Bench Bar Press Committee
High Profile Cases - Free Press and Fair Trial
By Rowland Thompson
Executive Director, Washington Allied Daily Newspapers
Initially the most difficult problem facing judges in high profile cases is how to deal with pretrial news coverage. This problem is equally vexing for newspaper editors and reporters as well. Both groups want a fair and impartial trial conducted with the impaneling of an untainted jury. Both groups also want the public to have the opportunity to be fully informed about every case in the criminal justice system from investigation and arrest to conviction or acquittal.
These two constitutionally protected rights do not have to be in diametric opposition. They must be made coequal because public trust and confidence in our courts is based solely on the absolute transparency of an impartial process. Election of the judiciary is a renewal of the faith of the public in the courts, but their trust and confidence is firmly founded on the rock of constant inspection that free and open access allows.
The faith of the public in the courts means that they willingly submit themselves to judgment and that the overwhelming power of the state is not required to enforce attendance at sessions. This is the only way that the courts of a democracy can function and it is made possible by the public's trust and confidence that constant transparency allows.
The conflicts in making these rights compatible and coexisting can be worked out. To that end Bench Bar Press brings judges, attorneys, and news professionals together to train, inform, and peer counsel in resolving the friction between the First and the Sixth Amendments. Bench Bar Press also holds as its central tenet Article 1, Section 10 of the Washington State Constitution; "Justice in all cases shall be administered openly, and without unnecessary delay."
Bench Bar Press has served Washington State's courts since early in the 1960's by creating relationships, dialogue, and understanding of public access to trials not only between the three branches, but within them as well. This most important aspect of Bench Bar Press is the reiteration of the responsibilities of the partners to the public, to each other, and to their constitutional duties and professional ethics at the same time.

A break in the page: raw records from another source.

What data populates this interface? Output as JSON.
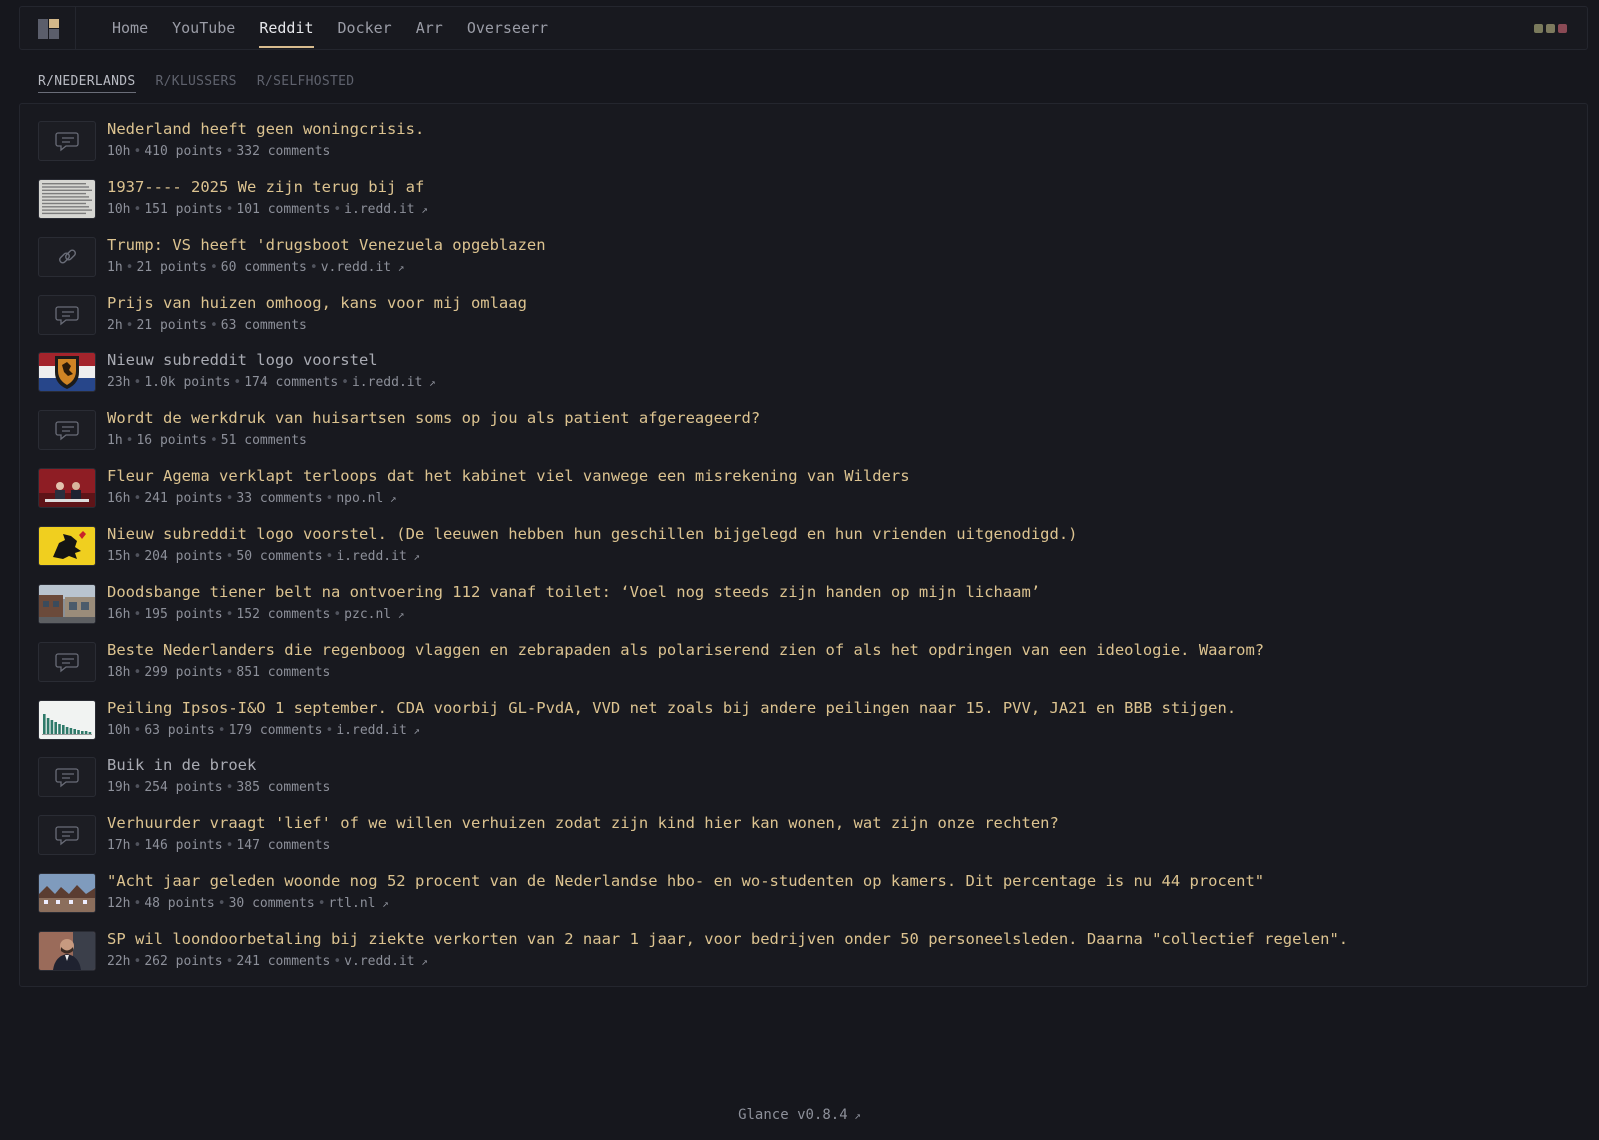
{
  "nav": {
    "items": [
      "Home",
      "YouTube",
      "Reddit",
      "Docker",
      "Arr",
      "Overseerr"
    ],
    "active": "Reddit"
  },
  "theme_colors": [
    "#7a7a5c",
    "#7d7a5e",
    "#8a4a55"
  ],
  "subreddit_tabs": {
    "items": [
      "R/NEDERLANDS",
      "R/KLUSSERS",
      "R/SELFHOSTED"
    ],
    "active": "R/NEDERLANDS"
  },
  "posts": [
    {
      "title": "Nederland heeft geen woningcrisis.",
      "age": "10h",
      "points": "410 points",
      "comments": "332 comments",
      "domain": "",
      "thumb": "comment-icon",
      "visited": false
    },
    {
      "title": "1937---- 2025 We zijn terug bij af",
      "age": "10h",
      "points": "151 points",
      "comments": "101 comments",
      "domain": "i.redd.it",
      "thumb": "text-image",
      "visited": false
    },
    {
      "title": "Trump: VS heeft 'drugsboot Venezuela opgeblazen",
      "age": "1h",
      "points": "21 points",
      "comments": "60 comments",
      "domain": "v.redd.it",
      "thumb": "link-icon",
      "visited": false
    },
    {
      "title": "Prijs van huizen omhoog, kans voor mij omlaag",
      "age": "2h",
      "points": "21 points",
      "comments": "63 comments",
      "domain": "",
      "thumb": "comment-icon",
      "visited": false
    },
    {
      "title": "Nieuw subreddit logo voorstel",
      "age": "23h",
      "points": "1.0k points",
      "comments": "174 comments",
      "domain": "i.redd.it",
      "thumb": "dutch-flag-lion",
      "visited": true
    },
    {
      "title": "Wordt de werkdruk van huisartsen soms op jou als patient afgereageerd?",
      "age": "1h",
      "points": "16 points",
      "comments": "51 comments",
      "domain": "",
      "thumb": "comment-icon",
      "visited": false
    },
    {
      "title": "Fleur Agema verklapt terloops dat het kabinet viel vanwege een misrekening van Wilders",
      "age": "16h",
      "points": "241 points",
      "comments": "33 comments",
      "domain": "npo.nl",
      "thumb": "red-studio",
      "visited": false
    },
    {
      "title": "Nieuw subreddit logo voorstel. (De leeuwen hebben hun geschillen bijgelegd en hun vrienden uitgenodigd.)",
      "age": "15h",
      "points": "204 points",
      "comments": "50 comments",
      "domain": "i.redd.it",
      "thumb": "yellow-lion",
      "visited": false
    },
    {
      "title": "Doodsbange tiener belt na ontvoering 112 vanaf toilet: ‘Voel nog steeds zijn handen op mijn lichaam’",
      "age": "16h",
      "points": "195 points",
      "comments": "152 comments",
      "domain": "pzc.nl",
      "thumb": "street-photo",
      "visited": false
    },
    {
      "title": "Beste Nederlanders die regenboog vlaggen en zebrapaden als polariserend zien of als het opdringen van een ideologie. Waarom?",
      "age": "18h",
      "points": "299 points",
      "comments": "851 comments",
      "domain": "",
      "thumb": "comment-icon",
      "visited": false
    },
    {
      "title": "Peiling Ipsos-I&O 1 september. CDA voorbij GL-PvdA, VVD net zoals bij andere peilingen naar 15. PVV, JA21 en BBB stijgen.",
      "age": "10h",
      "points": "63 points",
      "comments": "179 comments",
      "domain": "i.redd.it",
      "thumb": "poll-chart",
      "visited": false
    },
    {
      "title": "Buik in de broek",
      "age": "19h",
      "points": "254 points",
      "comments": "385 comments",
      "domain": "",
      "thumb": "comment-icon",
      "visited": true
    },
    {
      "title": "Verhuurder vraagt 'lief' of we willen verhuizen zodat zijn kind hier kan wonen, wat zijn onze rechten?",
      "age": "17h",
      "points": "146 points",
      "comments": "147 comments",
      "domain": "",
      "thumb": "comment-icon",
      "visited": false
    },
    {
      "title": "\"Acht jaar geleden woonde nog 52 procent van de Nederlandse hbo- en wo-studenten op kamers. Dit percentage is nu 44 procent\"",
      "age": "12h",
      "points": "48 points",
      "comments": "30 comments",
      "domain": "rtl.nl",
      "thumb": "houses-photo",
      "visited": false
    },
    {
      "title": "SP wil loondoorbetaling bij ziekte verkorten van 2 naar 1 jaar, voor bedrijven onder 50 personeelsleden. Daarna \"collectief regelen\".",
      "age": "22h",
      "points": "262 points",
      "comments": "241 comments",
      "domain": "v.redd.it",
      "thumb": "man-portrait",
      "visited": false
    }
  ],
  "footer": {
    "label": "Glance v0.8.4"
  }
}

Between meetings of the Bench Bar Press Committee and the Steering Committee, the Liaison Committee, or Fire Brigade, as it is more commonly known, functions as the as the daily responder to conflicts and misunderstandings that arise. The Liaison Committee allows dialogue to continue even in the course of trials, resolves conflicts, and maintains a balancing of rights in court access and news coverage.